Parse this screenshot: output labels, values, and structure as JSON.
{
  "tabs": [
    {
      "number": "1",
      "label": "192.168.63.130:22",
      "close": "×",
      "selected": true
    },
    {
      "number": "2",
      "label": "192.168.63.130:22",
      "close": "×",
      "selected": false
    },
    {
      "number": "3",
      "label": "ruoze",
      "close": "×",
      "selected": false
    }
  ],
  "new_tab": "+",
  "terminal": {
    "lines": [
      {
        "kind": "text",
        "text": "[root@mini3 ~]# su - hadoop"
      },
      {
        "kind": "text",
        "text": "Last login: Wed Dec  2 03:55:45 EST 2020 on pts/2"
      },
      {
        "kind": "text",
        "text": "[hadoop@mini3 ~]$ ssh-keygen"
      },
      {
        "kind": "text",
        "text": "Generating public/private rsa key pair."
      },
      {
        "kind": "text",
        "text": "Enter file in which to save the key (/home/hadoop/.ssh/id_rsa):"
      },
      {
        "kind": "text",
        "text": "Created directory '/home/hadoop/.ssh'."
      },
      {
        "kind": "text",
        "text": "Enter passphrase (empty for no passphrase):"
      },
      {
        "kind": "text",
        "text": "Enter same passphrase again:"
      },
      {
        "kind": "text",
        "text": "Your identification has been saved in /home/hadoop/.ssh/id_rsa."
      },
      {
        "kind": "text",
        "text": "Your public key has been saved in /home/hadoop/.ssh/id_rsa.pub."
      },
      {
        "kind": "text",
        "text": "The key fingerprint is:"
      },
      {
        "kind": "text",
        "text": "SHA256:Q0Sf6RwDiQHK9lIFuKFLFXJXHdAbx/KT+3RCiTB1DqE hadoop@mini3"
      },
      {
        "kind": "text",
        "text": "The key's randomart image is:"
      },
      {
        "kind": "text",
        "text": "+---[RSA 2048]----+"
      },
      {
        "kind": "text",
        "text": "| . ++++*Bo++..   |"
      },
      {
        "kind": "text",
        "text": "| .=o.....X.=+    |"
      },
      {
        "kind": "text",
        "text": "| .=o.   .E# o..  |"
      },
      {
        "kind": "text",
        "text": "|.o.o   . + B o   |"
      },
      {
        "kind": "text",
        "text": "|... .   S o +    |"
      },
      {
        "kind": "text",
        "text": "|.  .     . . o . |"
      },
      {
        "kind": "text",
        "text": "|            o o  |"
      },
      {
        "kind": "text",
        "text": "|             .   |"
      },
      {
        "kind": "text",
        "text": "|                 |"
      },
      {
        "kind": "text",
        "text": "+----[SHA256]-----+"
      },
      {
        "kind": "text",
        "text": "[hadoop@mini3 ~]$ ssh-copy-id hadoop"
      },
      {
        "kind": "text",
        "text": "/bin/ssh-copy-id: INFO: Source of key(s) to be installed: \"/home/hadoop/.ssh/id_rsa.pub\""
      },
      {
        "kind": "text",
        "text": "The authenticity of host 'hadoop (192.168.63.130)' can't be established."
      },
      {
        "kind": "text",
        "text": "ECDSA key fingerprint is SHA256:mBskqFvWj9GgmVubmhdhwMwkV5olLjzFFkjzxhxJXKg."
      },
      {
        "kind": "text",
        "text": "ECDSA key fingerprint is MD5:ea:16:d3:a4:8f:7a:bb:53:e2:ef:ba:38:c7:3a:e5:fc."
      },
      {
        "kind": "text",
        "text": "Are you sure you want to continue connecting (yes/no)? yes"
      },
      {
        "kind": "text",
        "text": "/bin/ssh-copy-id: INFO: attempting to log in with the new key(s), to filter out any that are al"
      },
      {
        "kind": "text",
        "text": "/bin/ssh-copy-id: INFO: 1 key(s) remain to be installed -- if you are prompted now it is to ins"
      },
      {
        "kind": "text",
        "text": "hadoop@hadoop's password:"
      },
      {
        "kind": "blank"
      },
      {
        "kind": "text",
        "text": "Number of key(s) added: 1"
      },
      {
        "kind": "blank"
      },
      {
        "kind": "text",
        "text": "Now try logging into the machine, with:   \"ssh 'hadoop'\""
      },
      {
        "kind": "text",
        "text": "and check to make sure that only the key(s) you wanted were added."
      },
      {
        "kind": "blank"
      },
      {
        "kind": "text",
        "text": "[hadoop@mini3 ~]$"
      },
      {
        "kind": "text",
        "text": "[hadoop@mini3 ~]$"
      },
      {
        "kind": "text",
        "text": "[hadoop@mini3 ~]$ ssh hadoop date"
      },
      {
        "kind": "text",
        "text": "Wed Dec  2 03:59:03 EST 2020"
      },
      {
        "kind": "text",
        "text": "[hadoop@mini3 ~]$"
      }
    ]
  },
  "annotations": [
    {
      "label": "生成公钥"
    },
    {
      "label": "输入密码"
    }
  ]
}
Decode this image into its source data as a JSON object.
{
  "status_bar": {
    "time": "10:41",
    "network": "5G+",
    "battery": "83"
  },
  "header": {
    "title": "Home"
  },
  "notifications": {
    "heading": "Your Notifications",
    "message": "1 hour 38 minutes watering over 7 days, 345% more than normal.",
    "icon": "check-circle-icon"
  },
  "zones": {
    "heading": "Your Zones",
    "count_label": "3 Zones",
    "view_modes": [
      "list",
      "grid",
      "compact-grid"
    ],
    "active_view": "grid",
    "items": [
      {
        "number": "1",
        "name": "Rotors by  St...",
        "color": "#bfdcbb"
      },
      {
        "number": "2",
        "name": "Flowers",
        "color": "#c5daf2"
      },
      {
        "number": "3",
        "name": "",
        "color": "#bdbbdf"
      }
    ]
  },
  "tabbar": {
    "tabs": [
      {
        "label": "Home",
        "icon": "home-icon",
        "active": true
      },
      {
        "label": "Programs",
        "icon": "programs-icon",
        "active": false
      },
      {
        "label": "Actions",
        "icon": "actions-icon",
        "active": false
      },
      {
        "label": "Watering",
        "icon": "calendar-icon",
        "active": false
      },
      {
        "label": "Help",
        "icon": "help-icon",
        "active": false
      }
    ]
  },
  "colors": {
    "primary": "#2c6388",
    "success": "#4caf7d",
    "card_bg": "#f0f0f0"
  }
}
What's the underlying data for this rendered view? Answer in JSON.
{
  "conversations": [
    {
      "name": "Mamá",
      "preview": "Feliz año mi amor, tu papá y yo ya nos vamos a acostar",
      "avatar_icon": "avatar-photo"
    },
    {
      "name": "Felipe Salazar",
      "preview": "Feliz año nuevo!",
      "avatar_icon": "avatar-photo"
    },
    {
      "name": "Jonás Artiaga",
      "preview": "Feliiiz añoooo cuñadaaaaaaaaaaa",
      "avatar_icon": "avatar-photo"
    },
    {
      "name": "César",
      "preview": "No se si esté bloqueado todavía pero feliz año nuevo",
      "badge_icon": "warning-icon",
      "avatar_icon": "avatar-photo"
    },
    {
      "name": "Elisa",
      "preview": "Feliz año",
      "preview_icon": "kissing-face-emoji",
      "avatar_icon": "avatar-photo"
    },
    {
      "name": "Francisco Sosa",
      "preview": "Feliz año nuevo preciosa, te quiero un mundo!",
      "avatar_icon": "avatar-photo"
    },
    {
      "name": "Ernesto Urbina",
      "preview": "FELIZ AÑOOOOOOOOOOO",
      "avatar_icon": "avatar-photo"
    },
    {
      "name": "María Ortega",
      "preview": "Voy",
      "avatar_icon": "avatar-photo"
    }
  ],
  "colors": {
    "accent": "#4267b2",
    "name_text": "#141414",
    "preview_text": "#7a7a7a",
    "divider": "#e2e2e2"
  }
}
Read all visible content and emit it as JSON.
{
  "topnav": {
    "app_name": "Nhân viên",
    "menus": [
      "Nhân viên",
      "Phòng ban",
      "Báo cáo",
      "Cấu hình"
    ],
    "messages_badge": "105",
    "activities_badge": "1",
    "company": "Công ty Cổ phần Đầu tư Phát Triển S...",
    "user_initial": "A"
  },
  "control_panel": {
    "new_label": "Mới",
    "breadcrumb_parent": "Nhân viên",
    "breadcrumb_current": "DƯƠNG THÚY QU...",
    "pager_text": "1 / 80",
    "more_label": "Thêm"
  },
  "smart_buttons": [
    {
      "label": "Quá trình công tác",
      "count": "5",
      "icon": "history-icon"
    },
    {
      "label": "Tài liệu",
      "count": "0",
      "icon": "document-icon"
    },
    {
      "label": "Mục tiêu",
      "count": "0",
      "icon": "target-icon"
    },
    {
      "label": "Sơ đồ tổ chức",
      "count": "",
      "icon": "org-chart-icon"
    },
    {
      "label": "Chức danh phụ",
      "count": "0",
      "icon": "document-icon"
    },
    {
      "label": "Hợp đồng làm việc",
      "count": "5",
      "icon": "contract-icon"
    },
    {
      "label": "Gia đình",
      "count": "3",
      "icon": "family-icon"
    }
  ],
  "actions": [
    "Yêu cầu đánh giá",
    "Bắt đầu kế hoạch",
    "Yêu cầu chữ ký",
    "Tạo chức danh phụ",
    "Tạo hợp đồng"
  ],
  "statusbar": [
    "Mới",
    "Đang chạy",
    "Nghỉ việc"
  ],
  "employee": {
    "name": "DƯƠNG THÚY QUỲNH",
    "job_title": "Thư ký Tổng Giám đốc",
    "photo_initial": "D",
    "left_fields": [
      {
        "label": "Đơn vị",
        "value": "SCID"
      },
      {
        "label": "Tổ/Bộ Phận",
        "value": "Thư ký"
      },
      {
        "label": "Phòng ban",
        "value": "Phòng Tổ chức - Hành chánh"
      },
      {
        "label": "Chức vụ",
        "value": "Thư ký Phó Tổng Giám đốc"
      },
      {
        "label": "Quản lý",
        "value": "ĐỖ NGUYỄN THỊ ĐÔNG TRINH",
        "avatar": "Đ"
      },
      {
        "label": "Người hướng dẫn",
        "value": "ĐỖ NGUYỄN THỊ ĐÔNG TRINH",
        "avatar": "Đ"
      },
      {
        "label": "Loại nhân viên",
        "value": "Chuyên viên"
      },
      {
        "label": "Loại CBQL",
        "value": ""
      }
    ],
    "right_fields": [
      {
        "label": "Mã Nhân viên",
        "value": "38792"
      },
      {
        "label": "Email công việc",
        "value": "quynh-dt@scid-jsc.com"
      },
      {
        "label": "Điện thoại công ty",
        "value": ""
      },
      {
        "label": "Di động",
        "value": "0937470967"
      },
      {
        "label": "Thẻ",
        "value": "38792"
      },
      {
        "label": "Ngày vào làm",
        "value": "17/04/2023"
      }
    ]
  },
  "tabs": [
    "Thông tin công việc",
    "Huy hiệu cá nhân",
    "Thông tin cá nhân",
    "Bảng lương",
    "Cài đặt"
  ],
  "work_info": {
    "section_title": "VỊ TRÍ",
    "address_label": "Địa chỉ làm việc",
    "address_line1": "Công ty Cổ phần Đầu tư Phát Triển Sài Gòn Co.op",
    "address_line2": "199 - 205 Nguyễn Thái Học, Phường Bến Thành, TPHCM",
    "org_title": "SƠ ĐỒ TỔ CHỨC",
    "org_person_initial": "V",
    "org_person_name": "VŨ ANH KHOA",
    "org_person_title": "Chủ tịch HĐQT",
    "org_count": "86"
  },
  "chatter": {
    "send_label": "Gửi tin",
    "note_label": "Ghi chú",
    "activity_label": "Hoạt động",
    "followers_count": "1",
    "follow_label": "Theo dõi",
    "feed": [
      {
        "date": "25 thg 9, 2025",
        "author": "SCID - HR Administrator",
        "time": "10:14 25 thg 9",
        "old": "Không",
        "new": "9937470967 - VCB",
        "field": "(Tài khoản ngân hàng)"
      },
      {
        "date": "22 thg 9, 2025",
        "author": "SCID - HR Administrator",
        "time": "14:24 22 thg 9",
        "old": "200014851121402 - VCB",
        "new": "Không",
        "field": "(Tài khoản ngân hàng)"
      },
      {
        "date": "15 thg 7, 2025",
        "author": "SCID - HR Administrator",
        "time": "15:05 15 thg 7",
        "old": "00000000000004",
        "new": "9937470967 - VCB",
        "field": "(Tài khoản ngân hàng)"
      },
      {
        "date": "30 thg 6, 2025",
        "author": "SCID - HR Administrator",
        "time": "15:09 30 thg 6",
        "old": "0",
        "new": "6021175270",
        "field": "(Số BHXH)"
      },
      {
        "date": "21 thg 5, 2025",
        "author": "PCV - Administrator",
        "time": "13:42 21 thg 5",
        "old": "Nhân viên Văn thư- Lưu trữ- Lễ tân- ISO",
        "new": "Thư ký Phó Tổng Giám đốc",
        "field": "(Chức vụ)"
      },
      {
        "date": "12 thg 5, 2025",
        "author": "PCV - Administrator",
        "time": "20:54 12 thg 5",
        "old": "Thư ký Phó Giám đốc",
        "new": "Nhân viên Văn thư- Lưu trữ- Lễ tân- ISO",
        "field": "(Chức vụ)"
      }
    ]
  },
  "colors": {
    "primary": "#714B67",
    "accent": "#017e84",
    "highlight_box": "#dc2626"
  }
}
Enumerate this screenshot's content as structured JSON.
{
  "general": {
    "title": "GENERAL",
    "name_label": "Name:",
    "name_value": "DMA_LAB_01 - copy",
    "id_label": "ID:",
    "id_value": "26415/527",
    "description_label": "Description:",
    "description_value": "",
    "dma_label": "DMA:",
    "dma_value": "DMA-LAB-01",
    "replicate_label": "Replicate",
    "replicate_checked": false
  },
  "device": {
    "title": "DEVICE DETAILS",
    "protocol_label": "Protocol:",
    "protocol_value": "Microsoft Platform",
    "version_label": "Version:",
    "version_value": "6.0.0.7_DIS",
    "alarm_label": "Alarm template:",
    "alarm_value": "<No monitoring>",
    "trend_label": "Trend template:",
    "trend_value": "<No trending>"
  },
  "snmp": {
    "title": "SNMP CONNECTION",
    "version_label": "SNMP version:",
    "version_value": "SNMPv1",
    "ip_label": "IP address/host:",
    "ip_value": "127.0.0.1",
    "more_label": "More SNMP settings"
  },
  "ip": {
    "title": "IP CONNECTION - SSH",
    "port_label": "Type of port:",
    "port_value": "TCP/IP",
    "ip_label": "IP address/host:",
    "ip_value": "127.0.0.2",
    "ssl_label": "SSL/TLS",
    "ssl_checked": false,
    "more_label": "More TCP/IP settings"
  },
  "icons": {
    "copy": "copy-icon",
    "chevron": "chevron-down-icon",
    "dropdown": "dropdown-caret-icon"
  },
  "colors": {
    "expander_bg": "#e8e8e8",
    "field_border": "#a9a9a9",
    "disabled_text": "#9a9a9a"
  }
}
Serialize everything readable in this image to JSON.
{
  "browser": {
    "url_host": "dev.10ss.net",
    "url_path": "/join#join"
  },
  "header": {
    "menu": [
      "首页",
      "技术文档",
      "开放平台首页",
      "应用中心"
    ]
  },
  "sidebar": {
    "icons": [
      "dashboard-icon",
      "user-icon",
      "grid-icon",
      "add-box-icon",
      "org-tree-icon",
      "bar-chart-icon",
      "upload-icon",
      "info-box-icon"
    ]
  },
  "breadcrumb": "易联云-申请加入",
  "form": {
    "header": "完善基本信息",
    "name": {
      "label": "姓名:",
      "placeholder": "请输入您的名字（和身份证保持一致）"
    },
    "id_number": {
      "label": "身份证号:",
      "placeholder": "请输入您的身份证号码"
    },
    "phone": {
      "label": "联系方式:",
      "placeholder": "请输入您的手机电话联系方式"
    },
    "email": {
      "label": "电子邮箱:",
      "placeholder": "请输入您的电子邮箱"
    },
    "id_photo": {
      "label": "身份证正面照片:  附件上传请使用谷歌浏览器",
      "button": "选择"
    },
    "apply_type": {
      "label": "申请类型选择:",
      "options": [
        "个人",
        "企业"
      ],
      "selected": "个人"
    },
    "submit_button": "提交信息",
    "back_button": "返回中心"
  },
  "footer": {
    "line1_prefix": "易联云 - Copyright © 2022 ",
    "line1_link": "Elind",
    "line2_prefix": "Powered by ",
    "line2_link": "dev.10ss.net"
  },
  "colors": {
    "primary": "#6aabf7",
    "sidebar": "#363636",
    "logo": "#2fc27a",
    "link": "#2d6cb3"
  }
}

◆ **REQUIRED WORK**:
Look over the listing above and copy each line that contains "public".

◆ **ANSWER SECTION**:
        "text": "Generating public/private rsa key pair."
        "text": "Your public key has been saved in /home/hadoop/.ssh/id_rsa.pub."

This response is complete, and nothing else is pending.